4 Works

Individual-based eco-evolutionary models for understanding adaptation in changing seas

Amanda Xuereb, Quentin Rougemont, Peter Tiffin, Huijie Xue & Megan Phifer-Rixey
As climate change threatens species’ persistence, predicting the potential for species to adapt to rapidly changing environments is imperative for the development of effective conservation strategies. Eco-evolutionary individual-based models (IBMs) can be useful tools for achieving this objective. We performed a literature review to identify studies that apply these tools in marine systems. Our survey suggested that this is an emerging area of research fueled in part by developments in modeling frameworks that allow simulation...

Additional file 4 of A comprehensive update on CIDO: the community-based coronavirus infectious disease ontology

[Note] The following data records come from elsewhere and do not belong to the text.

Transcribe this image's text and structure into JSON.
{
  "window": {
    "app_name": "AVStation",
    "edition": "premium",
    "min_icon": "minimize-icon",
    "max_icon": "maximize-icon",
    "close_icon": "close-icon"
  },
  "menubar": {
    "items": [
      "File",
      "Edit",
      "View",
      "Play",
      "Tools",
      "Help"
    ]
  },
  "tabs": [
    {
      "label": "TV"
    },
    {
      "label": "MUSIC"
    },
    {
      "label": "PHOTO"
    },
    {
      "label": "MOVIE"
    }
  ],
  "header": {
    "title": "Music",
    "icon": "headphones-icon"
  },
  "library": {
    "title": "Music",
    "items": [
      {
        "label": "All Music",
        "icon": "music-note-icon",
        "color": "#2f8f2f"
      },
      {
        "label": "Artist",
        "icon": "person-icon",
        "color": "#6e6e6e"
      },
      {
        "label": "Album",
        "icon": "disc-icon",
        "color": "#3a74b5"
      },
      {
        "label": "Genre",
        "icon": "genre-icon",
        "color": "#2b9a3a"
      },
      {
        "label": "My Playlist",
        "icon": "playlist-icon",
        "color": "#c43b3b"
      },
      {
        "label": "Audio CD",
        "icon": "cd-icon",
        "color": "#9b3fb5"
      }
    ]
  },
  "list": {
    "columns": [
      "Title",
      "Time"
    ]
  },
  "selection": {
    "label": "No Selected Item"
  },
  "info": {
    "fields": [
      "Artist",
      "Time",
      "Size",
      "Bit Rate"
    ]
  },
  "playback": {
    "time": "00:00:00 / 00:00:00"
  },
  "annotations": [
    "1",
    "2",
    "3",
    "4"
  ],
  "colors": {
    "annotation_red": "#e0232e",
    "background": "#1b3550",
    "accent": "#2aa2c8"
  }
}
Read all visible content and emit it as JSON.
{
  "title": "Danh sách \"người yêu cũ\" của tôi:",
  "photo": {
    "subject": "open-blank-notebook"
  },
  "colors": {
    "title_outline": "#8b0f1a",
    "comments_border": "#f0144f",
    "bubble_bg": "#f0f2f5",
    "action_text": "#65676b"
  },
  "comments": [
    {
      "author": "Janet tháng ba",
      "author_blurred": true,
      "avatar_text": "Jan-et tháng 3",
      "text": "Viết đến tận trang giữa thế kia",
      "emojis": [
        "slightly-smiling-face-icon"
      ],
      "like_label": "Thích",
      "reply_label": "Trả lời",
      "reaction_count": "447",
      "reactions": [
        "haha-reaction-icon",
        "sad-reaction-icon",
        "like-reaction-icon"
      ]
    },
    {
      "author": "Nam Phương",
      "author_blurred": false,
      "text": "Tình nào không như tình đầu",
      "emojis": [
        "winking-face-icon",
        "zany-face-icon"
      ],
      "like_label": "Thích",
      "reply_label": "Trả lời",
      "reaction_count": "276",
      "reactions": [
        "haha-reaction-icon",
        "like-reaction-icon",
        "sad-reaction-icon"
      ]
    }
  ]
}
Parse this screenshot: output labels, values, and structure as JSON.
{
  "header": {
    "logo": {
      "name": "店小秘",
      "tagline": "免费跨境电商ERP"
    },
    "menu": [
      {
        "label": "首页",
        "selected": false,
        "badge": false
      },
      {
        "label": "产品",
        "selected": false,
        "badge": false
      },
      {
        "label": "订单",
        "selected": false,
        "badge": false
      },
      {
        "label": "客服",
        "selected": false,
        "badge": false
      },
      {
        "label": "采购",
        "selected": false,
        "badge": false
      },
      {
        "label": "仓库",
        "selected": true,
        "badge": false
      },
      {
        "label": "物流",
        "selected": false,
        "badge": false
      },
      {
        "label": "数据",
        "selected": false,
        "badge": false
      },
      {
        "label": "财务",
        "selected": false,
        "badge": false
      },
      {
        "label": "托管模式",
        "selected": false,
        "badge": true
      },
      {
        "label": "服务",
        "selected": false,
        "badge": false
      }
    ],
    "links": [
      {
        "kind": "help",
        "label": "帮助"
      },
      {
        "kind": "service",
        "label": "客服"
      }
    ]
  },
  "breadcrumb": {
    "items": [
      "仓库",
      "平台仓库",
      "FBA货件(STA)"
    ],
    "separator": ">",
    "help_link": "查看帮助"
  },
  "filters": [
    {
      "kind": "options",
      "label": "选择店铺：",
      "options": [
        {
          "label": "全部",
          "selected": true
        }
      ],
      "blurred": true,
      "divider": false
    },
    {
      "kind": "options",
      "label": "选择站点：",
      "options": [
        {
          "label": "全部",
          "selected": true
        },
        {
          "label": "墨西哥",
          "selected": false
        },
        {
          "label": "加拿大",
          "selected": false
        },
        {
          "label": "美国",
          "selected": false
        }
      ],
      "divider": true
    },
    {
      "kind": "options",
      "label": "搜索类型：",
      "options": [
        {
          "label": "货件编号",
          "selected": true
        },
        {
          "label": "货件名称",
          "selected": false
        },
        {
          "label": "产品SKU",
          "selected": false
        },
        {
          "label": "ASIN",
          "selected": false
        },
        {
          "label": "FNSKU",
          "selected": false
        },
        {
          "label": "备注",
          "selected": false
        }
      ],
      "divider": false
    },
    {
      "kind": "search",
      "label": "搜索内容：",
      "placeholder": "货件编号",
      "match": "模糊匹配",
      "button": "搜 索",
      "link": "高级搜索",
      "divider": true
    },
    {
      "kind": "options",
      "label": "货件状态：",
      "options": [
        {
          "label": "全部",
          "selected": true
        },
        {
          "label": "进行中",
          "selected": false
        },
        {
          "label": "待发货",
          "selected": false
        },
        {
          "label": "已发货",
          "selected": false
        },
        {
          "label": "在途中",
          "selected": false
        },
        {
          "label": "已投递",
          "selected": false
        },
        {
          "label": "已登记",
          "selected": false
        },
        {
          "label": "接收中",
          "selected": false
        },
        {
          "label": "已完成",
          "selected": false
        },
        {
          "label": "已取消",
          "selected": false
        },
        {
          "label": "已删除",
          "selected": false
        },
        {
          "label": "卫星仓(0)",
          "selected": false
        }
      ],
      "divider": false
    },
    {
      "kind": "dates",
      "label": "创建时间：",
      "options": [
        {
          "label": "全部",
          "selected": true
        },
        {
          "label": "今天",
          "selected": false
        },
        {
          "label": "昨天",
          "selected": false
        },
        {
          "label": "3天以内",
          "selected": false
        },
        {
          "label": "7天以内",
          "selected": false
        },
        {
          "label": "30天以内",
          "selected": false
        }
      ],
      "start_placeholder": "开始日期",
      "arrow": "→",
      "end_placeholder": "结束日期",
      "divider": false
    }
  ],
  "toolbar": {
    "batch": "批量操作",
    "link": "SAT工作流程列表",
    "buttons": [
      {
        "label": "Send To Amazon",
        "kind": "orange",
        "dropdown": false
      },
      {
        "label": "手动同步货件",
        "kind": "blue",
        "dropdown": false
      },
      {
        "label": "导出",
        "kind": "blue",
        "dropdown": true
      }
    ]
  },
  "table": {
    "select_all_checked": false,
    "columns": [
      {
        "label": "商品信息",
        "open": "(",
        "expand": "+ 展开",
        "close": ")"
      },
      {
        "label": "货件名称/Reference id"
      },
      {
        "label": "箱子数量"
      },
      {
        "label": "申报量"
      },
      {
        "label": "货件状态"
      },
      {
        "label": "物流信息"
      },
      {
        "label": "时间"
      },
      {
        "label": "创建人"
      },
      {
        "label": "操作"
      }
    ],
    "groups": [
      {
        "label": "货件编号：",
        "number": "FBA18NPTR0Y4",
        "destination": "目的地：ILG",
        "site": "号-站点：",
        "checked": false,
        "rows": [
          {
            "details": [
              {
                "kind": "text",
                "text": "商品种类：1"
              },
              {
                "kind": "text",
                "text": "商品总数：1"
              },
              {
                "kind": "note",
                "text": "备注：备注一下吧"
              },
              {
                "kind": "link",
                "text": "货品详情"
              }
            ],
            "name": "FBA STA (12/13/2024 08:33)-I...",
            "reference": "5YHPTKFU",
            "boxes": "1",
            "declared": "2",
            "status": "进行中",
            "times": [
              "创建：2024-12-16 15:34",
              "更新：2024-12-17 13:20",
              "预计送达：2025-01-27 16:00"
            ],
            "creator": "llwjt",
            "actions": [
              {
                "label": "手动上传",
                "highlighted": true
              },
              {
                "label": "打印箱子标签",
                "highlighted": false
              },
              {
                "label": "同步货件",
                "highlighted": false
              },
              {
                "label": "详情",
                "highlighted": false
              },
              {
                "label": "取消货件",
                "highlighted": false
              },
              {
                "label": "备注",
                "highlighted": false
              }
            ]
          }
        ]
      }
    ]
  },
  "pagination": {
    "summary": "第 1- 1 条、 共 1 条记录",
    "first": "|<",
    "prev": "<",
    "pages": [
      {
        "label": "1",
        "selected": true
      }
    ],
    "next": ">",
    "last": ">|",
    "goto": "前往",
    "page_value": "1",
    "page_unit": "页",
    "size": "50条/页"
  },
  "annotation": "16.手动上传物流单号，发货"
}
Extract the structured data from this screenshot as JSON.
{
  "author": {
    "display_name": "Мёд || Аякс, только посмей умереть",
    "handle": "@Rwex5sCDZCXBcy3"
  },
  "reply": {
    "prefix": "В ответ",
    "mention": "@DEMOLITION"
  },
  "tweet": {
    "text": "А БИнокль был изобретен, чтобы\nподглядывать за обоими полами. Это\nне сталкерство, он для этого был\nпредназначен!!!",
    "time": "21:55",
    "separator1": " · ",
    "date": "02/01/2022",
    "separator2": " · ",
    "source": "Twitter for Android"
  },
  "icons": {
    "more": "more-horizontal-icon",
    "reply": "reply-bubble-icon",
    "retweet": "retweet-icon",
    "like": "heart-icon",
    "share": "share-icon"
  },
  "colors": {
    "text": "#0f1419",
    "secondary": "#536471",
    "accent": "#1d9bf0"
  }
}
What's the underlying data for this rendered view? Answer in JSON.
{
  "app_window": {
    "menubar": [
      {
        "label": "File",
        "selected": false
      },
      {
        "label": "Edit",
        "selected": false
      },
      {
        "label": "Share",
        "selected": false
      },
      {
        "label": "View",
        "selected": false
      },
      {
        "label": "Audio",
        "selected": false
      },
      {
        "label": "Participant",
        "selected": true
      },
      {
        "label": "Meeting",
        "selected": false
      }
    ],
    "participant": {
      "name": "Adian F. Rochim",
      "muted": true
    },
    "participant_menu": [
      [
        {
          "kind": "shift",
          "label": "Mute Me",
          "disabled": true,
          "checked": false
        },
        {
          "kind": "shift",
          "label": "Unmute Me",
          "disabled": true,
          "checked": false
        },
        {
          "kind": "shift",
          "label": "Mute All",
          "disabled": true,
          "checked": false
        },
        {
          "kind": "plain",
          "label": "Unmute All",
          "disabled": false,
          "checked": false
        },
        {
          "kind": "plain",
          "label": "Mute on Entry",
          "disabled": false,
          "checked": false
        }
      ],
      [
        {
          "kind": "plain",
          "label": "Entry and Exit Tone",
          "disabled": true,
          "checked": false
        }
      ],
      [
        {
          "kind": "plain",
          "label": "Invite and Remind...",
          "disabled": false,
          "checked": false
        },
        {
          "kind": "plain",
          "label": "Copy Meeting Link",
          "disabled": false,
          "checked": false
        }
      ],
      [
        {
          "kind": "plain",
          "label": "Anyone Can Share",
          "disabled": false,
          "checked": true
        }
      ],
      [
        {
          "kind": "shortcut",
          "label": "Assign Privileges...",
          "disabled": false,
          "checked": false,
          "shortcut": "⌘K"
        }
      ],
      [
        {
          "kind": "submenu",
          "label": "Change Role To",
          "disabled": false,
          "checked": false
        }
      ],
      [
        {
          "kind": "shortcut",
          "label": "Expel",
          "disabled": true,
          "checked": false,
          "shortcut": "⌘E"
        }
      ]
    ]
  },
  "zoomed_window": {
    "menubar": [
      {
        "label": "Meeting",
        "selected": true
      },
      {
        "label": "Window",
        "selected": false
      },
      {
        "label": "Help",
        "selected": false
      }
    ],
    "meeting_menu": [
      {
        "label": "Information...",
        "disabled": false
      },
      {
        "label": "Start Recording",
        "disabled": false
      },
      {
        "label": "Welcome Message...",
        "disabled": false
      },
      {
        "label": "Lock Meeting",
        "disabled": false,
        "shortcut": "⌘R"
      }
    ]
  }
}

Yongqun He, Hong Yu, Anthony Huffman, Asiyah Yu Lin, Darren A. Natale, John Beverley, Ling Zheng, Yehoshua Perl, Zhigang Wang, Yingtong Liu, Edison Ong, Yang Wang, Philip Huang, Long Tran, Jinyang Du, Zalan Shah, Easheta Shah, Roshan Desai, Hsin-hui Huang, Yujia Tian, Eric Merrell, William D. Duncan, Sivaram Arabandi, Lynn M. Schriml, Jie Zheng … & Barry Smith
Additional file 4: Supplemental Table 3. Protein Ontology representation of SARS-CoV-2 proteins. Comparative information in RefSeq and UniProtKB is also provided.

Additional file 4 of A comprehensive update on CIDO: the community-based coronavirus infectious disease ontology

Yongqun He, Hong Yu, Anthony Huffman, Asiyah Yu Lin, Darren A. Natale, John Beverley, Ling Zheng, Yehoshua Perl, Zhigang Wang, Yingtong Liu, Edison Ong, Yang Wang, Philip Huang, Long Tran, Jinyang Du, Zalan Shah, Easheta Shah, Roshan Desai, Hsin-hui Huang, Yujia Tian, Eric Merrell, William D. Duncan, Sivaram Arabandi, Lynn M. Schriml, Jie Zheng … & Barry Smith
Additional file 4: Supplemental Table 3. Protein Ontology representation of SARS-CoV-2 proteins. Comparative information in RefSeq and UniProtKB is also provided.

Phenotype data, genotype input files, and scripts related to adaptation in wild house mice from Western North America

Kathleen Ferris, Andreas Chavez, Taichi Suzuki, Megan Phifer-Rixey, Ke Bi, Michael Nachman & Elizabeth Beckman
Parallel changes in genotype and phenotype in response to similar selection pressures in different populations provide compelling evidence of adaptation. House mice (Mus musculus domesticus) have recently colonized North America and are found in a wide range of environments. Here we measure phenotypic and genotypic differentiation among house mice from five populations sampled across 21° of latitude in western North America, and we compare our results to a parallel latitudinal cline in eastern North America....

Registration Year

  • 2022
    3
  • 2021
    1

Resource Types

  • Dataset
    4

Affiliations

  • Monmouth University
    4
  • Northwestern University
    2
  • Jiangxi Provincial Academy of Medical Sciences
    2
  • Third Hospital of Hebei Medical University
    2
  • North West Agriculture and Forestry University
    2
  • West China Hospital of Sichuan University
    2
  • University of Alabama at Birmingham
    2
  • Zhejiang University
    2
  • University of Pennsylvania
    2
  • Institute of Hydrobiology
    2